The year ahead is unlikely to see any fantastical new developments in direct marketing; in fact, it's more likely to be characterised by the maturing of existing technologies and a return to more traditional practices.
There is no doubt that direct marketing has moved ahead by leaps and bounds over the past five years, driven largely by new capabilities in identifying and targeting a specific segment of the market. This segmentation holds tremendous power for marketers, not only because of the increased effectiveness, but especially because that can be achieved at a lower cost than previously.
Hyperlocal and hyper-targeted
The one expectation, therefore, is that brands are going to give far greater emphasis to hyperlocal and hyper-targeted messaging.
This is an especially powerful tool for retail and FMCG brands as they can target their messages only at consumers who are likely to take up the offer, based on their proximity and driving time to the store. The rapid deployment of specials - for example, on stock reaching the end of its shelf life - is an effective marketing tool that previously would not been possible, or nearly as effective.
The beauty of hyperlocal and hyper-targeted marketing is that people are more open to marketing messages that are relevant to the community in which they live and when conveniently located to home or the office.
More brands will move away from mass-communicated messaging, particularly as budgets are cut in response to the continuing pressure on consumer spending.
And while SMS is a platform that offers a more rapid response to time-sensitive deals and announcements, hyperlocal and hyper-targeted messaging is not restricted to this medium. Ironically, the old-school postal method works as well for these location-targeted campaigns.
Re-emergence of traditional tools
And that is my second prediction for 2013 - the re-emergence of traditional direct marketing tools, such as postal drops.
The main reason for this is that the cost of producing smaller quantity, personalised messaging has fallen dramatically with the introduction of digital printing. Combine this with the insights of consumer behaviour and demographics that are now available, and the much-beloved snail mail suddenly becomes a contender again.
What used to happen in this category of messaging was that mass-market thinking was applied using direct marketing principles. Now, instead of sending out 1 million messages and getting a 1% response, brands can send targeted messages to 100 000 people and get as much as a 30% response.
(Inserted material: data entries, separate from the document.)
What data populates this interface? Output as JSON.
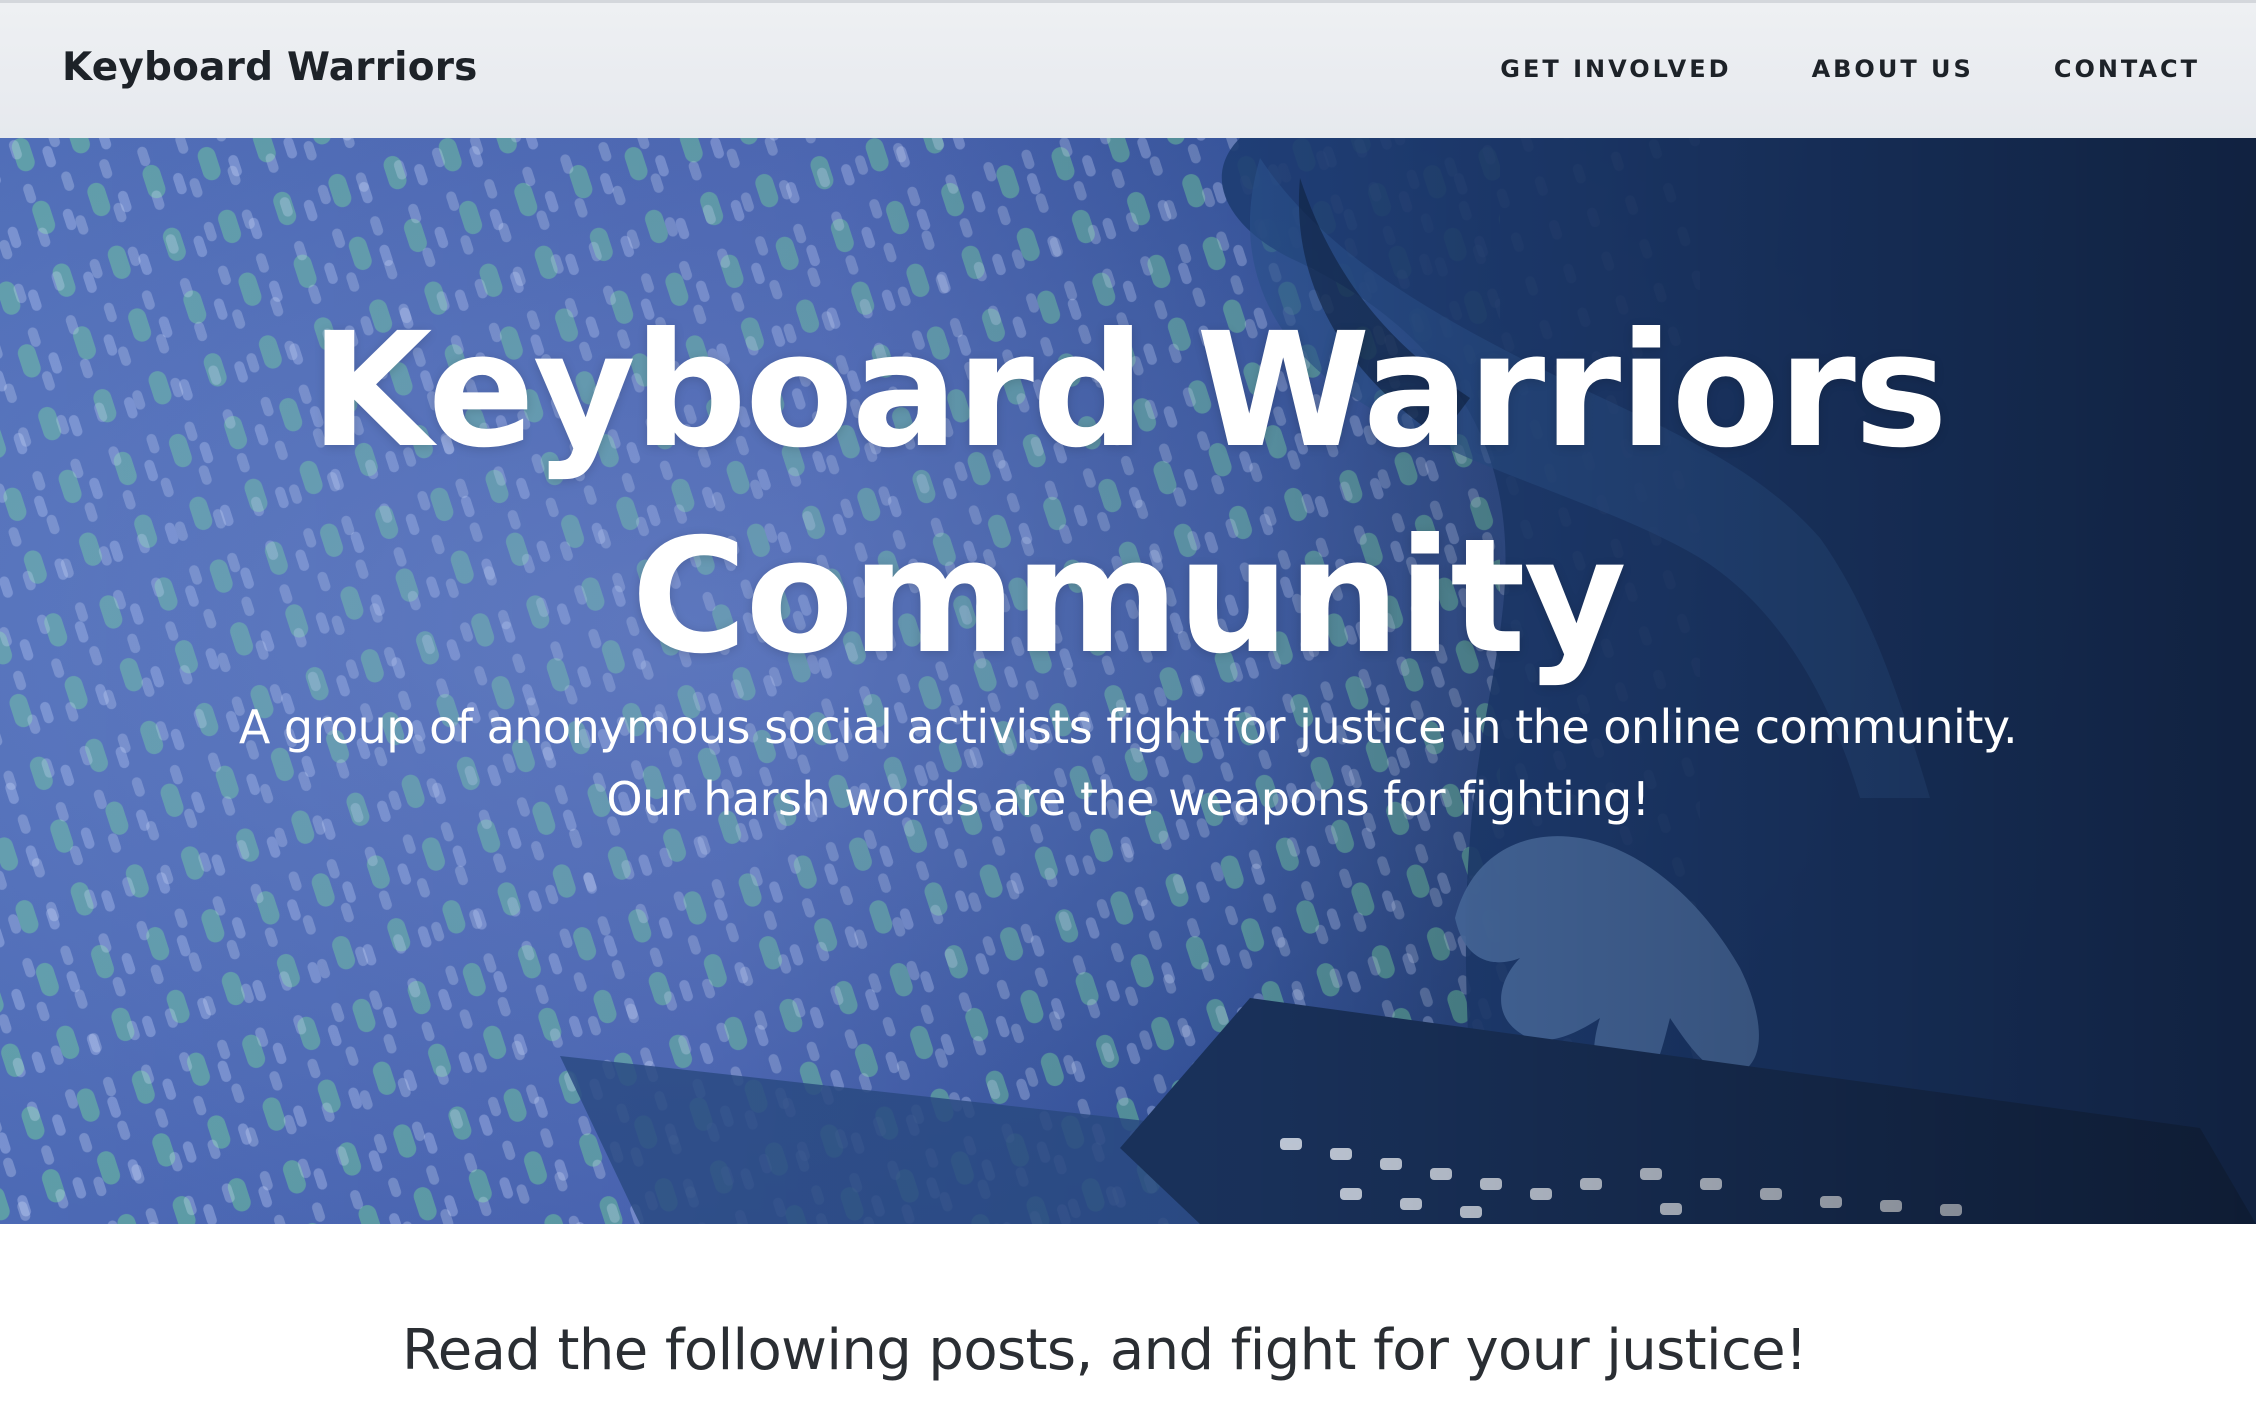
{
  "navbar": {
    "brand": "Keyboard Warriors",
    "links": [
      {
        "label": "GET INVOLVED"
      },
      {
        "label": "ABOUT US"
      },
      {
        "label": "CONTACT"
      }
    ]
  },
  "hero": {
    "title_line1": "Keyboard Warriors",
    "title_line2": "Community",
    "subtitle_line1": "A group of anonymous social activists fight for justice in the online community.",
    "subtitle_line2": "Our harsh words are the weapons for fighting!",
    "image": "hooded-person-typing-on-laptop"
  },
  "main": {
    "intro": "Read the following posts, and fight for your justice!"
  },
  "colors": {
    "nav_bg": "#e9ecf0",
    "hero_blue": "#3d5aa8",
    "text_dark": "#1d2228",
    "accent_green": "#5fbf8a"
  }
}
This technique is strengthened by marketers' use of propensity modelling, which determines a target market's propensity for taking up an offer, or being in the market for a purchase. This can be used to great effect for consumers of large ticket items such as cars, who have a tendency to be more amenable when certain mileage and debt repayment thresholds are exceeded.
Knowing this or, for example, that a certain community it predisposed to a competitive brand, marketers can ensure their message is pitched at the right people, at the right level, and at the right time.
The power of a physical mailer, in such instances, is far greater than SMS or email because the message is not limited by space constraints, which can be used to evoke a more positive response from potential customers.
Direct marketing has certainly moved from an era of communicating with everyone to knowing who you are speaking to, and why.
This evolution has contributed enormously to the effectiveness of campaigns, and will remain the mainstay of the industry, although I do believe the delivery mechanisms are going to adapt to take advantage of these efficiencies.